Something I found a bit irksome was the way they threw in Red Skull, a memorable villain from the first Captain America film. His reveal was really well done and came as a huge surprise to me as well as most of the cinema, but it seemed way too convenient that he happened to be teleported by one of the Infinity stones to the location of another. It was a well believed theory that Red Skull never actually died, but was instead teleported across the universe by the Tesseract, though it is incredibly fortuitous that he ended up were he did. It seemed to only serve the purpose of ‘fan service’. He is in the film only momentarily and his character doesn’t serve to further the storyline other than to tell Thanos about how to access the Soul Stone; Red Skull is only used as a plot device. After spending 13 films wondering what had happened to him, his appearance was unsatisfactory to say the least.
An interesting side note is that, at the end of the film, the remaining superheroes comprise mainly of the original Avengers, those that started this juggernaut of a franchise. I think it is rather fitting that they will finish off this ten year project in the spectacle that will be Infinity War 2. I also believe this is how Hawkeye will be brought into the second film to complete the original group, with his family having died and he re-joins his Avenger friends in order to exact revenge.
Special mention goes to Tom Holland, AKA Spiderman, whose final scene in the film is apparently completely improvised. If it hadn’t been pointed out to me I wouldn’t have known! It is so genuine and one of the more poignant moments of the film, and shows a great understanding of his character by Holland.
The end credits scene is brilliant. It sets up that Captain Marvel may be used to defeat Thanos and also, it hints at how she will be used by Marvel going forward. I suspect that she will become the new figurehead of the MCU, much like Iron Man was in 2008. It is entirely likely that the original Avengers may not all make it out alive in Part 2, and therefore the MCU needs a new Iron Man. Captain Marvel is that character, and who better to introduce her to the franchise than Nick Fury. I chuckled when Samuel L Jackson was about to utter his catchphrase just as he began to fade out of existence; how fitting that Fury became Jackson, the same way that Jackson became Fury.

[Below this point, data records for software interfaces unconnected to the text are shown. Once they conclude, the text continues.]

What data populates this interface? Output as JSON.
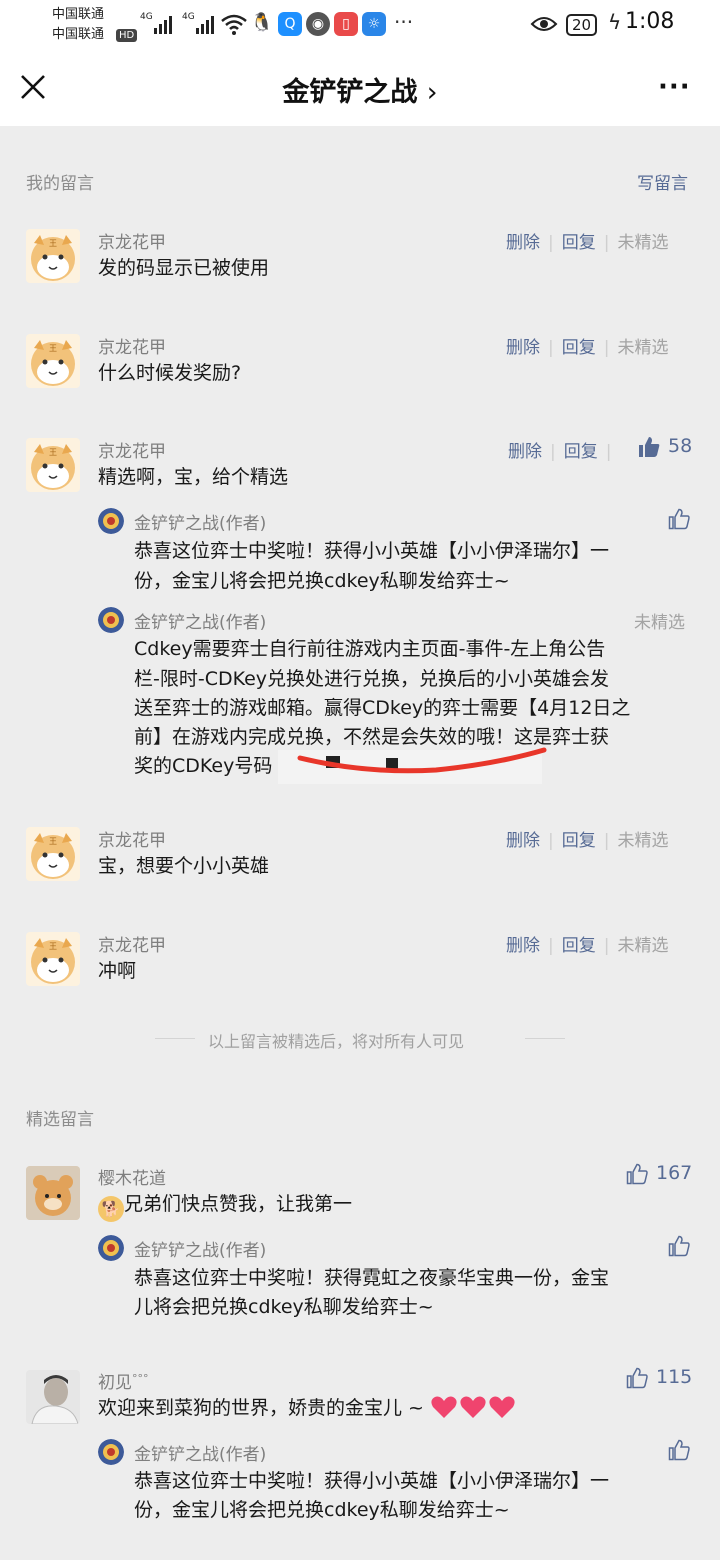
{
  "status_bar": {
    "carrier1": "中国联通",
    "carrier2": "中国联通",
    "hd": "HD",
    "net1": "4G",
    "net2": "4G",
    "battery": "20",
    "time": "1:08"
  },
  "header": {
    "title": "金铲铲之战",
    "title_chevron": "›"
  },
  "my_comments": {
    "label": "我的留言",
    "write_label": "写留言",
    "delete_label": "删除",
    "reply_label": "回复",
    "unselected_label": "未精选",
    "items": [
      {
        "author": "京龙花甲",
        "text": "发的码显示已被使用"
      },
      {
        "author": "京龙花甲",
        "text": "什么时候发奖励?"
      },
      {
        "author": "京龙花甲",
        "text": "精选啊，宝，给个精选",
        "likes": "58",
        "replies": [
          {
            "author": "金铲铲之战(作者)",
            "lines": [
              "恭喜这位弈士中奖啦！获得小小英雄【小小伊泽瑞尔】一",
              "份，金宝儿将会把兑换cdkey私聊发给弈士~"
            ]
          },
          {
            "author": "金铲铲之战(作者)",
            "status": "未精选",
            "lines": [
              "Cdkey需要弈士自行前往游戏内主页面-事件-左上角公告",
              "栏-限时-CDKey兑换处进行兑换，兑换后的小小英雄会发",
              "送至弈士的游戏邮箱。赢得CDkey的弈士需要【4月12日之",
              "前】在游戏内完成兑换，不然是会失效的哦！这是弈士获",
              "奖的CDKey号码"
            ]
          }
        ]
      },
      {
        "author": "京龙花甲",
        "text": "宝，想要个小小英雄"
      },
      {
        "author": "京龙花甲",
        "text": "冲啊"
      }
    ]
  },
  "notice": "以上留言被精选后，将对所有人可见",
  "featured": {
    "label": "精选留言",
    "items": [
      {
        "author": "樱木花道",
        "text": "兄弟们快点赞我，让我第一",
        "likes": "167",
        "replies": [
          {
            "author": "金铲铲之战(作者)",
            "lines": [
              "恭喜这位弈士中奖啦！获得霓虹之夜豪华宝典一份，金宝",
              "儿将会把兑换cdkey私聊发给弈士~"
            ]
          }
        ]
      },
      {
        "author": "初见",
        "author_suffix": "°°°",
        "text": "欢迎来到菜狗的世界，娇贵的金宝儿 ~",
        "likes": "115",
        "replies": [
          {
            "author": "金铲铲之战(作者)",
            "lines": [
              "恭喜这位弈士中奖啦！获得小小英雄【小小伊泽瑞尔】一",
              "份，金宝儿将会把兑换cdkey私聊发给弈士~"
            ]
          }
        ]
      }
    ]
  },
  "colors": {
    "link": "#576b95",
    "background": "#ededed",
    "heart": "#f0446e"
  }
}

The Thing Is, Avengers: Infinity War is an amazingly ambitious enterprise, and one that has been pulled off incredibly well. The film is well paced, the plot, although predictable, is not like a piece of Emmental cheese and full of overly-sized holes, which is refreshing. Thanos makes for a formidable villain and it will be interesting to see how the remaining Avengers defeat him. Despite its problems, Infinity War rose to meet its high expectations and in many cases surpassed them. It’s already broken records and will most likely continue to do so. I bet those over at Warner Bros and DC Comics are rather envious right now, and making copious amounts of notes!